‘Teenage body swap comedy anime’ is generally a series of words that would require me to miss a film at all costs, but Your Name is not a film that sticks to any sort of convention. A hilarious and deeply moving mediation on the difficulty of finding your identity in your formative years that revolves around a compelling cosmic mystery, it centres on city boy Taki (Ryunosoke Kamiki) and country girl Mitsuha (Mone Kamishiraishi), who change bodies at random intervals. Enigmatically connected to the arrival of a once-in-a-lifetime comet sighting, both of them initially struggle to remember what happens during the switches, but as they get better as recalling, they each set out on a quest to find the other.
After the retirement of the legendary Hayao Miyazaki and the semi-shuttering of Studio Ghibli, Japanese animation needed a new figurehead, and it could hardly do better than Makoto Shinkai. Your Name, easily Shinkai’s highest-profile project to date, clearly connected with Japanese audience, taking over 10 billion yen at the box office before moving west. And we’re so lucky that it did, fully deserving as it is of every bit of that money. I fully admit to struggling with non-Ghibli anime films, but Your Name transcends any trappings of the genre that you may find off-putting for one of the most obviously joyous cinema experiences of the year.
Visually, it’s utterly stunning, focusing more on crisp, geometric space than the more nature-focused work of Ghibli, and making sure that every setting looks both hyper-real and impossibly gorgeous. The comet itself makes fleeting but unforgettable appearances, and as the story raises its stakes and ambitions, so too does Shinkai’s direction, culminating in a jaw-dropping journey through time. For this moment, we leave the realistic animation behind in favour of the fluidity of watercolours, a visual transformation that makes such perfect thematic sense that it elevates what is already a great film into ‘phenomenal’ status.
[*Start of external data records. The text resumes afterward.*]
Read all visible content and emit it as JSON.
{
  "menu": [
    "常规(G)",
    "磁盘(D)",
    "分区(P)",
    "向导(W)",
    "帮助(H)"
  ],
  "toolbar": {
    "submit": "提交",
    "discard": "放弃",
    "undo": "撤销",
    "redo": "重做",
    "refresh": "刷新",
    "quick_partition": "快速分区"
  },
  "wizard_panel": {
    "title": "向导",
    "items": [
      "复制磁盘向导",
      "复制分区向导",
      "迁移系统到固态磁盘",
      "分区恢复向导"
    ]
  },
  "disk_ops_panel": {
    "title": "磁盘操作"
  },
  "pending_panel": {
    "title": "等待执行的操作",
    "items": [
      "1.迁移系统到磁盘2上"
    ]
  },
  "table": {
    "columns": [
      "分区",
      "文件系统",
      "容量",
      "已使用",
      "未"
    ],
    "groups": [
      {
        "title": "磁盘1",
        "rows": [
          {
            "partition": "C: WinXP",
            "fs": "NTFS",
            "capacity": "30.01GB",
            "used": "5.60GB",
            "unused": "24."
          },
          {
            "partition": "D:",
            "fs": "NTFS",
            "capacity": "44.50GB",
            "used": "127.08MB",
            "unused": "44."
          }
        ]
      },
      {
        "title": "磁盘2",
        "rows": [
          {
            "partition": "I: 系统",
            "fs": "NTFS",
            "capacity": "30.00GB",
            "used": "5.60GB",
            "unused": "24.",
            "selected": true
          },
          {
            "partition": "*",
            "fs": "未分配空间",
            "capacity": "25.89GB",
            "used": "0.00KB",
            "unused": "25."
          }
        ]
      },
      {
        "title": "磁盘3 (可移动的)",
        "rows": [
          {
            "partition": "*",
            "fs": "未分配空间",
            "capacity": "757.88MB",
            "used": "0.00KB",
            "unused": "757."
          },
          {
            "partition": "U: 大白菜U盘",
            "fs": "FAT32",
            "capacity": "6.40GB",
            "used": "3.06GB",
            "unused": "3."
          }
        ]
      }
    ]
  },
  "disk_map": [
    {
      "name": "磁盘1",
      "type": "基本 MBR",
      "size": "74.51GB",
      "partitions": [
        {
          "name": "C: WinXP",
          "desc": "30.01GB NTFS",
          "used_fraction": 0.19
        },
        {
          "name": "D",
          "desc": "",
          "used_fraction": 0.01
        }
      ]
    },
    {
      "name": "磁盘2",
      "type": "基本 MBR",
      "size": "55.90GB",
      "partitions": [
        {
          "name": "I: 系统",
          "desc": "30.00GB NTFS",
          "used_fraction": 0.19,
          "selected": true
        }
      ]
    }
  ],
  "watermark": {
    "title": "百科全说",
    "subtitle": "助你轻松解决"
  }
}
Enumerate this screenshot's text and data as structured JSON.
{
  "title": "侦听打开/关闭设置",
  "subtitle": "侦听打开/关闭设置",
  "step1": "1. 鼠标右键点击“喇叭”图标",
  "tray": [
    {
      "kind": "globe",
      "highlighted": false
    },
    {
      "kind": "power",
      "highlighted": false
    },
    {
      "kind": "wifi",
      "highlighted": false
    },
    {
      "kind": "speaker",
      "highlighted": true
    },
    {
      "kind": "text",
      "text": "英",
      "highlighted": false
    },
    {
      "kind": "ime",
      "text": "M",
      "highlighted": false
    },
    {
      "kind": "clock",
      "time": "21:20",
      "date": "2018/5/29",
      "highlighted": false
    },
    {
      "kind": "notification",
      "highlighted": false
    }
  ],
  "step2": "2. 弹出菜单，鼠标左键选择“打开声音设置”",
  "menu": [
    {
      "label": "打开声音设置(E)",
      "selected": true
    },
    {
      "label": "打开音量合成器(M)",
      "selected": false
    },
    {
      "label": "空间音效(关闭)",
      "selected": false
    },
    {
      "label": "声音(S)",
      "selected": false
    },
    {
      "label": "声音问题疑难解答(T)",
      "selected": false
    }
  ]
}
Kamiki and Kamishiraishi both give great, engaging voice performances, each of them having to play both Taki and Mitsuha, depending on who’s inhabiting whose body at any given time. Shinkai finds a rich vein of comedy each time the body swap occurs, and though none of the jokes are particularly surprising in the context, they’re delivered with such aplomb that their expectedness doesn’t actually matter. Both characters take their lives for granted, and in their wishing for something different, they prove more adept at living one another’s lives than their own, Mitsuha taking particularly well to the task of being Taki.
Securing him a date and a better relationship with his manager/crush Okudera (Masami Nagasawa), she loves his busy city life, and even in a film that involves a mystical celestial occurrence, Shinkai never ignores the general struggles of teenagehood, nor does he understate their importance. All the stakes are genuine, and Your Name builds up so much good will for its characters and the world they inhabit that not only is every fresh escapade exciting, but come the final third, the emotional impact matches up to some of the very best of Ghibli’s output. A powerful new voice in the world of animation, Shinkai stakes his claim with Your Name to the Ghibli title of premiere Japanese cartoonist with immense style.